Low Back Pain and Lumbar Disc Degeneration
Some medical conditions and injuries make themselves known immediately, but others do not reveal themselves until over the course of time they have grown progressively worse. This is often true of lumbar disc degeneration which is often unseen on x-rays, MRIs and CT scans until the condition becomes more advanced. Lumbar disc degeneration can lead to disc herniation, spinal stenosis. disc protrusion, reduction of disc size and instability. Severe back and/or neck pain, numbness, and weakness as a result of nerve compression may also ensue.
Medical research indicates that there is a genetic predisposition for disc degeneration, but other factors may also contribute, including smoking, obesity, adverse environmental conditions, physical labor, high body mass index, whole-body vibrations and automobile driving.

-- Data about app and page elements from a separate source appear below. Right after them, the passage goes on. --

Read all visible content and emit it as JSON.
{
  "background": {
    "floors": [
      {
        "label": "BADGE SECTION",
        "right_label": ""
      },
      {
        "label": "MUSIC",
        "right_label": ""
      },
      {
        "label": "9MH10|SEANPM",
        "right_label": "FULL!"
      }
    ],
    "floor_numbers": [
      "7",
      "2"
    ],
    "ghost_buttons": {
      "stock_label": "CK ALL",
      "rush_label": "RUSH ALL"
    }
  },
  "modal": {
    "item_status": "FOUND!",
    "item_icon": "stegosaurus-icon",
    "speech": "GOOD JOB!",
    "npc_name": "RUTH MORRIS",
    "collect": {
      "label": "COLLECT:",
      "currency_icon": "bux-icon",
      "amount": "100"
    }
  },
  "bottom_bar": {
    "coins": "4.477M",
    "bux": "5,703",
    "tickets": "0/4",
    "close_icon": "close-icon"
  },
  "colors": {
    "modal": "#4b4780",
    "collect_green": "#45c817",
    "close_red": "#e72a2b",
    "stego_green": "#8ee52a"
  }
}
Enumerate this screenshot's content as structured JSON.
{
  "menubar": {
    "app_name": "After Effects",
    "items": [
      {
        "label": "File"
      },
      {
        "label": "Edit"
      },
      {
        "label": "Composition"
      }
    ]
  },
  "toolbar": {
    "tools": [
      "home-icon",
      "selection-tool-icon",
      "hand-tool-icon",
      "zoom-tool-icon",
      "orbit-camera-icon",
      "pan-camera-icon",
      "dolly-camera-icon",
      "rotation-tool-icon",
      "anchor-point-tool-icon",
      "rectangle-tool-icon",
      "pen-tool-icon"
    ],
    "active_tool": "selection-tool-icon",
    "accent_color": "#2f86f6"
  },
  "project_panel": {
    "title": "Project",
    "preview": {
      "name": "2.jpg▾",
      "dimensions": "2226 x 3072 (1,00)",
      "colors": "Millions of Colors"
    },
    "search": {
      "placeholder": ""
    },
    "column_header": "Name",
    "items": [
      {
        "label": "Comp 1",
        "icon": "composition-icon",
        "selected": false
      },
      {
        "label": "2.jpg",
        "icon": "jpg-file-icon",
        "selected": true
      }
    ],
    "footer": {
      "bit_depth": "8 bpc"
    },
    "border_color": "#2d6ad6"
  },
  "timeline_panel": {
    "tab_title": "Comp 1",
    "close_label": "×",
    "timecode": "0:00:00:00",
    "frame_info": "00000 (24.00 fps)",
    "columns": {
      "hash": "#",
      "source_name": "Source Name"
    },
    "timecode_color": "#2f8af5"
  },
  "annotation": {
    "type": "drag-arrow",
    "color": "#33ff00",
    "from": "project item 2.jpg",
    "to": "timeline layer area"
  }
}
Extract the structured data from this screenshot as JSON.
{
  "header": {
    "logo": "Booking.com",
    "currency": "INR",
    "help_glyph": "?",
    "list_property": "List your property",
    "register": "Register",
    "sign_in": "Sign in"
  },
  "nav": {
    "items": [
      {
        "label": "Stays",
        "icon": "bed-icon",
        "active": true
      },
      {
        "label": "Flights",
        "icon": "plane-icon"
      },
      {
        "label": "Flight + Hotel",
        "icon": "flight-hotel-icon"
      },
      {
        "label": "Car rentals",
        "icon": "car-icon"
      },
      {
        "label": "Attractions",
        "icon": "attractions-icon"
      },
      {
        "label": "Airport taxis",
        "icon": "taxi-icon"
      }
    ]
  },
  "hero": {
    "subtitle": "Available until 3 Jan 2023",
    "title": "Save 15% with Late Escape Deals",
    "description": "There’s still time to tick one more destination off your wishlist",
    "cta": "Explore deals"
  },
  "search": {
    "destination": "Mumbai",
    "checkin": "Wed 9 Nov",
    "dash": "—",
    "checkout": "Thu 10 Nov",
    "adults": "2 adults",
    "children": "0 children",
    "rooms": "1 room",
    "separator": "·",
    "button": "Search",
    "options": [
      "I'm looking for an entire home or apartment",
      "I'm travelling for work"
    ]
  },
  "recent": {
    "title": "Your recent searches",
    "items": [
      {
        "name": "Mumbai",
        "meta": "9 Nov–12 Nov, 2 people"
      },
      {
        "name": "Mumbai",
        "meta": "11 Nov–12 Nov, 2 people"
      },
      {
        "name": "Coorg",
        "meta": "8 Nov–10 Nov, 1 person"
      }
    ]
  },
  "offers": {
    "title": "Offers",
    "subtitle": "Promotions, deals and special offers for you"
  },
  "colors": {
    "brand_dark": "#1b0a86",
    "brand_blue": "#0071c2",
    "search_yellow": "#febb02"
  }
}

Where lower back pain is reported and lumbar disc degeneration is suspected, a complete medical history and physical examination should be conducted, followed by appropriate imaging studies, such as x-rays, MRI and CT scan, as indicated. These should aid in a proper diagnosis. It is also extremely important to determine the presence or absence of infection, tumor, spinal instability, or deformity.